(makes about two dozen cookies)

  • 2 cups brown rice flour
  • 1 cup brown sugar
  • ½ tsp. salt
  • 1 tsp. baking soda
  • 1/3 cup coconut oil (melted) or other fat
  • 1 mashed banana
  • ¼ cup grade A Maple Syrup
  • 1 tbsp. vanilla extract
  • 2/3 cup dry measured quinoa (when cooked, will greatly expand)
  • Optional: Raisins, chocolate chips, coconut flakes, and or brown rice cereal.

Directions:

Preheat the oven to 375 degrees F. You’ll want to cook the quinoa prior to adding to the rest of the ingredients, so use the cooking method listed above (stovetop, in a saucepan. Be sure to rinse the dry grain before cooking!)

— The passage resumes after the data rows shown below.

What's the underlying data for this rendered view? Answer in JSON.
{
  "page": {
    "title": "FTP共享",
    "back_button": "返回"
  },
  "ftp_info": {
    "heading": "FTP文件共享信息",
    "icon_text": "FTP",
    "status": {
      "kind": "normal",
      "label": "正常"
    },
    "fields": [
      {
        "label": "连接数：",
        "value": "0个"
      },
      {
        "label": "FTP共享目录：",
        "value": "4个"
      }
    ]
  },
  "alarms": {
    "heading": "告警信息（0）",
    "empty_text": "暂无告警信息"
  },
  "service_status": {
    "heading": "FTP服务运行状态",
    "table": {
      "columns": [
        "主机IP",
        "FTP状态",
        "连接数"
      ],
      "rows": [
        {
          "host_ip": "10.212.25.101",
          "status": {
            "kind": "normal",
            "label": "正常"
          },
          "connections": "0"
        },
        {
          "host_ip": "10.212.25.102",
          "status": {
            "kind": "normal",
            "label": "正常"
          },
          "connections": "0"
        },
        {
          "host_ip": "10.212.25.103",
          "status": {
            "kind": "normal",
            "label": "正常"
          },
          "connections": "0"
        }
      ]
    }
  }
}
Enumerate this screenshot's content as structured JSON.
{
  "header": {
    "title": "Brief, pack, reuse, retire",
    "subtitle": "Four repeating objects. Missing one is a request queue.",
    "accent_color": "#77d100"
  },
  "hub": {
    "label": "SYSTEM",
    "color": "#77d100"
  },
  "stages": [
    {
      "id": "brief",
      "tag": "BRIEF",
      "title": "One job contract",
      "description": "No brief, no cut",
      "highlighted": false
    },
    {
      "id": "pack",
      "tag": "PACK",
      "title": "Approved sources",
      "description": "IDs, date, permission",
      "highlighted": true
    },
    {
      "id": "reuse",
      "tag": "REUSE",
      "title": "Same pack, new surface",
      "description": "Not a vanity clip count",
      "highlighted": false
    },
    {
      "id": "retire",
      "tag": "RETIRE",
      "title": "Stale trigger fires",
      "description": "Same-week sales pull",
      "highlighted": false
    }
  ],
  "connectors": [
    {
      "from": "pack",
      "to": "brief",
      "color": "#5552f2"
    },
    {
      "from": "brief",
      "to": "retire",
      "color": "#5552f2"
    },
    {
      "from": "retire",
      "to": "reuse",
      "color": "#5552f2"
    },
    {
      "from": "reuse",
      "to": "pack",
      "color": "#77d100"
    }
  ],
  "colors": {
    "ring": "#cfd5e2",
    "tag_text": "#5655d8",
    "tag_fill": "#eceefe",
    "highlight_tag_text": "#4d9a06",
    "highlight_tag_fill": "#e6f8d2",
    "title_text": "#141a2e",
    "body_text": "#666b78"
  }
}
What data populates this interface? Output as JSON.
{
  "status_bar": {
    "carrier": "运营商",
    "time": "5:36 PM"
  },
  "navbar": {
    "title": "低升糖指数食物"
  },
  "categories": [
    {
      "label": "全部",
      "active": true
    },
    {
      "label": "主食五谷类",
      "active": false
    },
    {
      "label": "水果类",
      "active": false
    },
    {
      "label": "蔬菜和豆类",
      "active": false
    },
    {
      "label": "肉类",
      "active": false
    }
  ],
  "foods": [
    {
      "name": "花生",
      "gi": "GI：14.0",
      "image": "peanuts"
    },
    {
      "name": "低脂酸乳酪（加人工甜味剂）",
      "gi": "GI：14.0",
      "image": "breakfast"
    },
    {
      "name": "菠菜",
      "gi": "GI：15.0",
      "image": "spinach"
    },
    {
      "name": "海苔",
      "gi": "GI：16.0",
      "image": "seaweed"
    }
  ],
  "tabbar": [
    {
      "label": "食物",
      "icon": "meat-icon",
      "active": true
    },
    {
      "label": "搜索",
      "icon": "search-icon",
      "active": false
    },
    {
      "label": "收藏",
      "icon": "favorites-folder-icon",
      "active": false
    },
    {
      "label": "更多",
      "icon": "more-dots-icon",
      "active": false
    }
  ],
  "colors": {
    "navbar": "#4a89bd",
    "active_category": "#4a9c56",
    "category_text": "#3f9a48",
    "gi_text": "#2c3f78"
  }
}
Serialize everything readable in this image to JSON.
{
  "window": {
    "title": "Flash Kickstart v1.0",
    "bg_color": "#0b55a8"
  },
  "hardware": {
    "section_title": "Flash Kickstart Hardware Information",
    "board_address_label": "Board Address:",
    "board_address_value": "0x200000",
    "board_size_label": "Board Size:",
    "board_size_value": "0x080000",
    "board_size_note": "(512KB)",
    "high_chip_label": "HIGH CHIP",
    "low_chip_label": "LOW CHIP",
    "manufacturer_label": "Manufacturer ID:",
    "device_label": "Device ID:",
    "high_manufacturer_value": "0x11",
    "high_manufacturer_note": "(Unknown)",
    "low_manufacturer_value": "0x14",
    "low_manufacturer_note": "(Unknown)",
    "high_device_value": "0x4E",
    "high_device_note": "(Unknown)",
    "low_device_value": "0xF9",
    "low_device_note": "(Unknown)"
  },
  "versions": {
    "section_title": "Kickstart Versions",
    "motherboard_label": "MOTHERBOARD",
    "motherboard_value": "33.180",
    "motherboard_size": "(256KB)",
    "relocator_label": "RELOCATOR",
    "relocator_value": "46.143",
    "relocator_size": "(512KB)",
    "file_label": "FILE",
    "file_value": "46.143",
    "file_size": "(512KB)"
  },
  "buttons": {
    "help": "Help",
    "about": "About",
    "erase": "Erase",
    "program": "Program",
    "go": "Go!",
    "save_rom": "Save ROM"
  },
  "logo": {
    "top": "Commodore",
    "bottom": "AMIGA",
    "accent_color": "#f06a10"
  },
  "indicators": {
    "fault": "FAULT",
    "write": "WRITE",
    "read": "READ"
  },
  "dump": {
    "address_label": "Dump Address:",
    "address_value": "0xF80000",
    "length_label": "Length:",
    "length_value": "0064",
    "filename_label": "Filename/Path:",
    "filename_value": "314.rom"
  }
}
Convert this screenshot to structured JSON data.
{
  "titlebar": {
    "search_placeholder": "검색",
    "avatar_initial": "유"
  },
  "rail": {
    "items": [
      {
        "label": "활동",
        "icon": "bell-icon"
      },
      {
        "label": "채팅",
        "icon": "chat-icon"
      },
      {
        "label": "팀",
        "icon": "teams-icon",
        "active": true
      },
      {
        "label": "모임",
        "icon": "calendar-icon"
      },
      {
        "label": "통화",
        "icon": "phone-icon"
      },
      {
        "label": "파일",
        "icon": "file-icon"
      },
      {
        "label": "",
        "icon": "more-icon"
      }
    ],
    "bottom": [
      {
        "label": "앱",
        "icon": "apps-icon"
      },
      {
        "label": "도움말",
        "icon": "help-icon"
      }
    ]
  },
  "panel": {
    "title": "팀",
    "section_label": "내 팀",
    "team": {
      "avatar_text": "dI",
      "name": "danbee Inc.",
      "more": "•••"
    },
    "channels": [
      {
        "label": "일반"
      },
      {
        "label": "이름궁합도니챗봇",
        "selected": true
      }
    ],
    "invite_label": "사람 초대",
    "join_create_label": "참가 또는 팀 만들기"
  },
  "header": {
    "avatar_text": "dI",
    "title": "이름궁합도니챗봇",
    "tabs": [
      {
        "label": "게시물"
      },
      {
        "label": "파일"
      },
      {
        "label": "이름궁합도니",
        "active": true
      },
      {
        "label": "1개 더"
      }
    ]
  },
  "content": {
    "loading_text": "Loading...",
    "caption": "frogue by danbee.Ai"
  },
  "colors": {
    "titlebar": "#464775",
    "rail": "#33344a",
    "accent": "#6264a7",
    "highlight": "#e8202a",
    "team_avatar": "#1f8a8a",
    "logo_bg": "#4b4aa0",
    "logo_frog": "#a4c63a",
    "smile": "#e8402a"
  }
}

  •  Measure the dry ingredients (brown rice flour, brown sugar, salt, baking soda) and mix in a large bowl.
  • In a separate bowl, mix wet ingredients (melted fat, mashed banana, maple syrup, vanilla)
  • Add the wet ingredients to the dry ingredients using a wooden spoon or spatula to lightly mix the two together. Be careful not to overmix.
  • Once the quinoa is finished cooking, remove from heat, and mix in with the combined wet-dry mixture.
  • Add the rest of the optional ingredients
  • The mixture should now be the consistency of a chocolate-chip cookie dough. If not thickened due to the heat of the quinoa, allow to harden a little bit in the fridge.
  • Grease a baking pan (cooking spray does the trick for me), and use a spoon to scoop out dough onto the pan  I usually can fit  a dozen on the baking pan, but it depends on what size you like.
  • Bake at 375 degrees F for 10-14 minutes.
  • Allow to cool for a bit and enjoy!

-Jess